Tuesday, October 7 2003
Ken Hughes' portrait of Cromwell allows him to recast the military, particularly its leaders, as betrayed by politicians of all stripes.
Addresses the danger inherent in the military hierarchy and social isolation.
Tuesday, September 30 2003
'It's the juxtaposition, like Sergio Leone would do that really well.'"
This is the film's genius, its simultaneous emulation and excavation of true crime's obsession with dull or spectacular minutiae, coupled with a refusal to make such details cohere into master plans and meanings.
'There are so many things that typify growing up in Southern California in the late '70s and early '80s. Miniature golf.'"
Indian and British, white and brown and black, queer and straight.

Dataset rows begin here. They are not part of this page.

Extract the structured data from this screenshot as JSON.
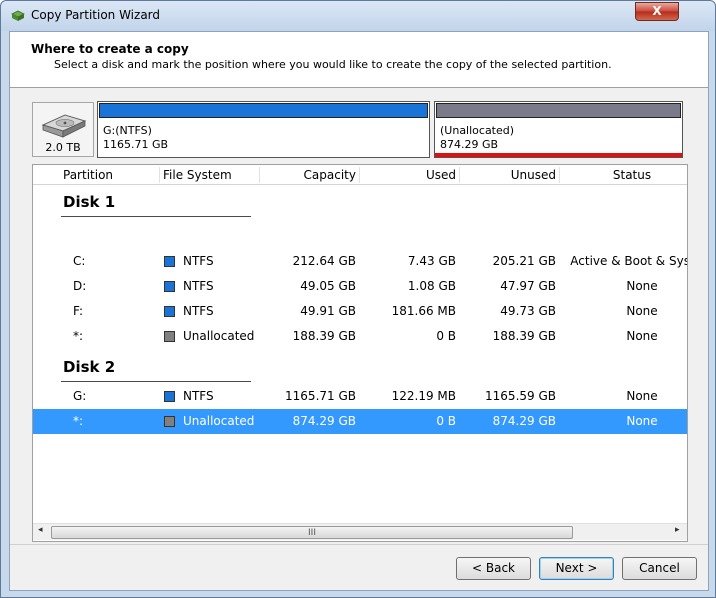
{
  "window": {
    "title": "Copy Partition Wizard",
    "close_glyph": "X"
  },
  "header": {
    "title": "Where to create a copy",
    "subtitle": "Select a disk and mark the position where you would like to create the copy of the selected partition."
  },
  "disk_map": {
    "disk_icon": "hard-disk-icon",
    "disk_capacity": "2.0 TB",
    "partitions": [
      {
        "label": "G:(NTFS)",
        "size": "1165.71 GB",
        "bar_color": "#1a73d6",
        "selected": false
      },
      {
        "label": "(Unallocated)",
        "size": "874.29 GB",
        "bar_color": "#7a7a8a",
        "selected": true
      }
    ]
  },
  "table": {
    "columns": [
      "Partition",
      "File System",
      "Capacity",
      "Used",
      "Unused",
      "Status"
    ],
    "disks": [
      {
        "name": "Disk 1",
        "rows": [
          {
            "partition": "C:",
            "fs": "NTFS",
            "fs_color": "#1a73d6",
            "capacity": "212.64 GB",
            "used": "7.43 GB",
            "unused": "205.21 GB",
            "status": "Active & Boot & System"
          },
          {
            "partition": "D:",
            "fs": "NTFS",
            "fs_color": "#1a73d6",
            "capacity": "49.05 GB",
            "used": "1.08 GB",
            "unused": "47.97 GB",
            "status": "None"
          },
          {
            "partition": "F:",
            "fs": "NTFS",
            "fs_color": "#1a73d6",
            "capacity": "49.91 GB",
            "used": "181.66 MB",
            "unused": "49.73 GB",
            "status": "None"
          },
          {
            "partition": "*:",
            "fs": "Unallocated",
            "fs_color": "#808080",
            "capacity": "188.39 GB",
            "used": "0 B",
            "unused": "188.39 GB",
            "status": "None"
          }
        ]
      },
      {
        "name": "Disk 2",
        "rows": [
          {
            "partition": "G:",
            "fs": "NTFS",
            "fs_color": "#1a73d6",
            "capacity": "1165.71 GB",
            "used": "122.19 MB",
            "unused": "1165.59 GB",
            "status": "None"
          },
          {
            "partition": "*:",
            "fs": "Unallocated",
            "fs_color": "#808080",
            "capacity": "874.29 GB",
            "used": "0 B",
            "unused": "874.29 GB",
            "status": "None",
            "selected": true
          }
        ]
      }
    ],
    "scrollbar": {
      "left_arrow": "◂",
      "right_arrow": "▸",
      "grip": "III"
    }
  },
  "buttons": {
    "back": "< Back",
    "next": "Next >",
    "cancel": "Cancel"
  }
}
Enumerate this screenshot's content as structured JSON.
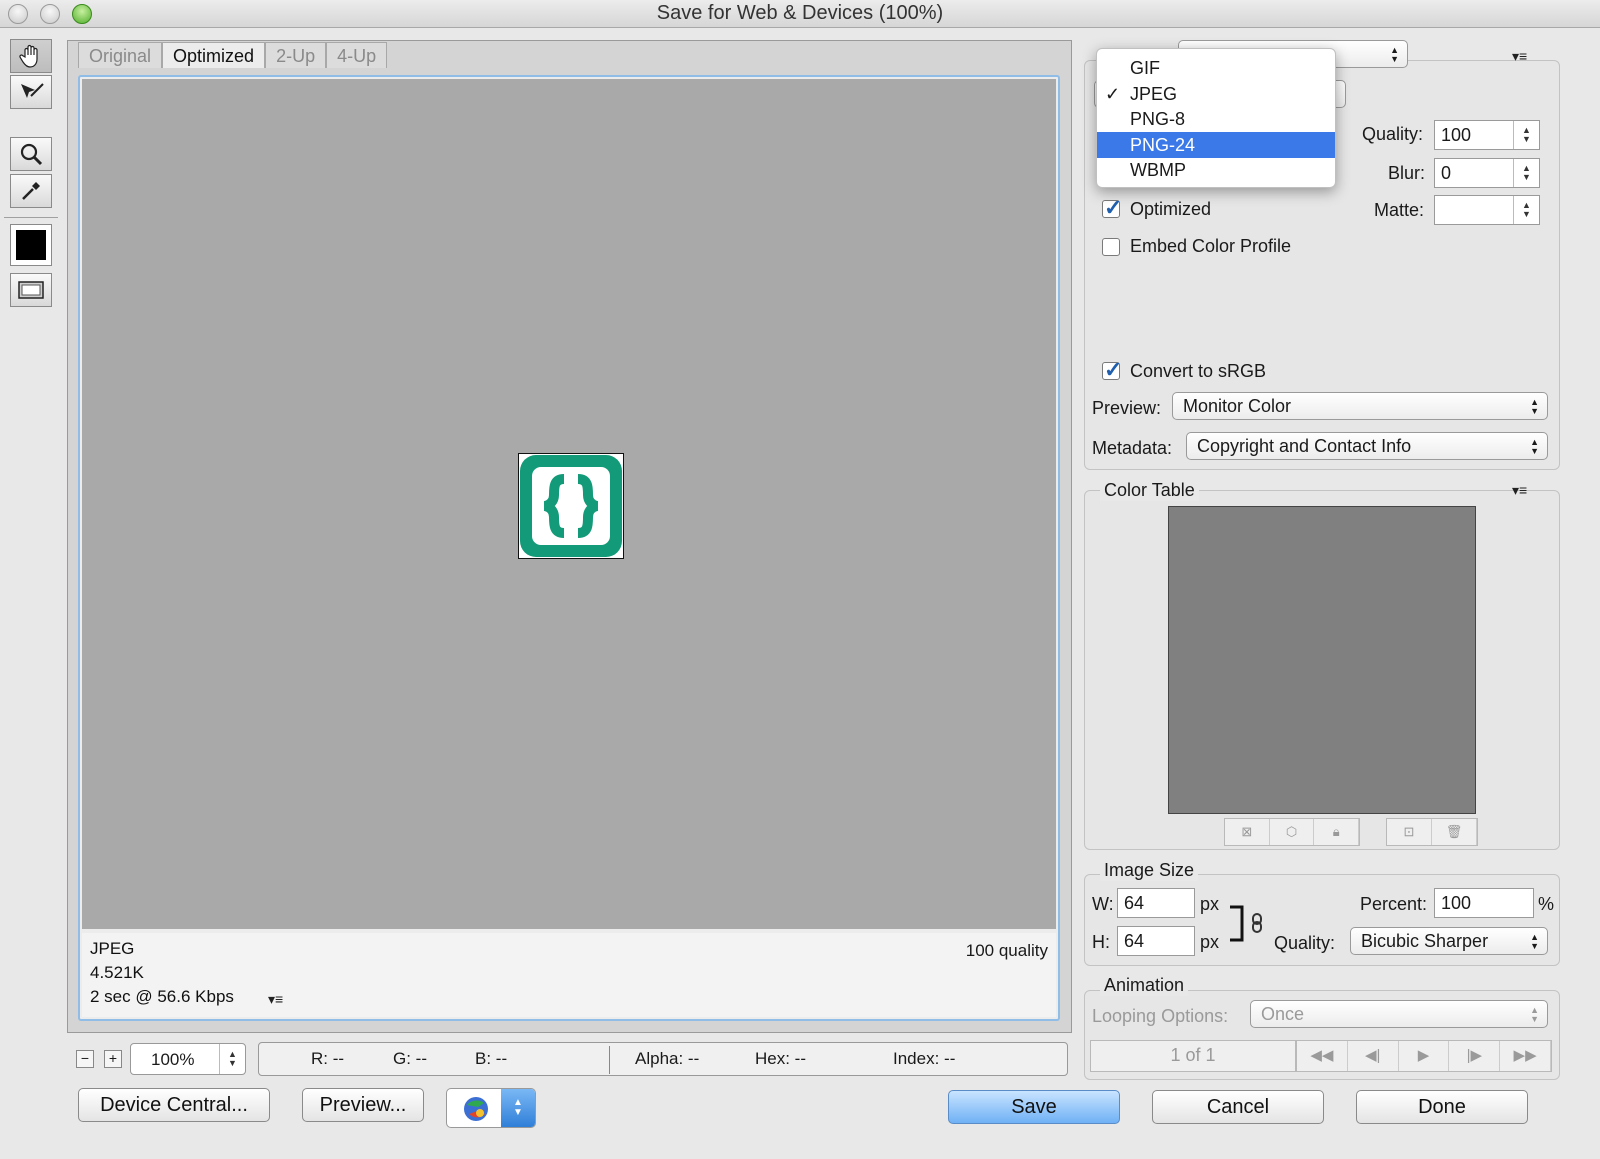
{
  "window": {
    "title": "Save for Web & Devices (100%)"
  },
  "view_tabs": [
    "Original",
    "Optimized",
    "2-Up",
    "4-Up"
  ],
  "active_tab": "Optimized",
  "image_info": {
    "format": "JPEG",
    "size": "4.521K",
    "download_time": "2 sec @ 56.6 Kbps",
    "quality_note": "100 quality"
  },
  "zoom": {
    "value": "100%",
    "minus": "−",
    "plus": "+"
  },
  "readout": {
    "r": "R: --",
    "g": "G: --",
    "b": "B: --",
    "alpha": "Alpha: --",
    "hex": "Hex: --",
    "index": "Index: --"
  },
  "buttons": {
    "device_central": "Device Central...",
    "preview": "Preview...",
    "save": "Save",
    "cancel": "Cancel",
    "done": "Done"
  },
  "format_menu": {
    "items": [
      "GIF",
      "JPEG",
      "PNG-8",
      "PNG-24",
      "WBMP"
    ],
    "checked": "JPEG",
    "highlighted": "PNG-24",
    "check_mark": "✓"
  },
  "settings": {
    "quality_label": "Quality:",
    "quality_value": "100",
    "blur_label": "Blur:",
    "blur_value": "0",
    "matte_label": "Matte:",
    "matte_value": "",
    "optimized_label": "Optimized",
    "optimized_checked": true,
    "embed_profile_label": "Embed Color Profile",
    "embed_profile_checked": false,
    "convert_srgb_label": "Convert to sRGB",
    "convert_srgb_checked": true,
    "preview_label": "Preview:",
    "preview_value": "Monitor Color",
    "metadata_label": "Metadata:",
    "metadata_value": "Copyright and Contact Info"
  },
  "color_table": {
    "title": "Color Table"
  },
  "image_size": {
    "title": "Image Size",
    "w_label": "W:",
    "w_value": "64",
    "w_unit": "px",
    "h_label": "H:",
    "h_value": "64",
    "h_unit": "px",
    "percent_label": "Percent:",
    "percent_value": "100",
    "percent_unit": "%",
    "quality_label": "Quality:",
    "quality_value": "Bicubic Sharper"
  },
  "animation": {
    "title": "Animation",
    "looping_label": "Looping Options:",
    "looping_value": "Once",
    "frame_counter": "1 of 1",
    "controls": [
      "◀◀",
      "◀|",
      "▶",
      "|▶",
      "▶▶"
    ]
  },
  "colors": {
    "accent": "#3b79e8",
    "canvas_bg": "#a9a9a9",
    "logo_green": "#139a78",
    "color_table_fill": "#808080"
  },
  "icons": [
    "hand-tool-icon",
    "slice-select-icon",
    "zoom-icon",
    "eyedropper-icon",
    "eyedropper-color-swatch",
    "toggle-slices-icon",
    "panel-menu-icon",
    "link-chain-icon",
    "browser-icon"
  ]
}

It's all in the mix.
Monday, September 22 2003
Wings of Desire is the most optimistic of films, finding freedom and potential in the quotidian privileges most of us take for granted.
Versus and Ichi the Killer challenge the concept of righteous motivation, offering protagonists so morally ambiguous that it's difficult to distinguish who is 'good' and who is 'evil'.
'I don't want to end up in there,' is a repeated mantra.
John Malkovich and Javier Bardem shed welcome light on their thinking about this sophisticated meditation on terrorism, trust, and desire.
Monday, September 15 2003
Draws parallels between Bobby and Charles Whitman, though there's a much larger issue at stake: the availability of guns, at the root of the rise of violence in America.
Hook is thoroughly watchable, often amusing, fitfully entertaining.
The first bit of news I heard on waking up this morning was that the wedding was off.
Michael Apted speaks of his intent to make the country appear 'beautiful' and, consequently, we're spared shots of bombed-out London or casualties of any kind.
Shackleton does manage some spectacular feats against dire odds, which is why the story of his expedition is so tailor-made as dramatic spectacle.
If we call Stan Brakhage's films 'experimental,' it's because no other filmic term fits his style.
Tuesday, September 9 2003
Paul Newman plays Donald 'Sully' Sullivan, a shiftless 60-year-old forever dodging his responsibilities.
What will most surely whet fans' appetites are the DVD's two 50-minute interviews with Terry Gilliam.
As James Mangold neatly puts it, these characters are running along 'a kind of Möbius strip of hell.'"
Shows how the struggle to see and know is an increasingly complex and global one.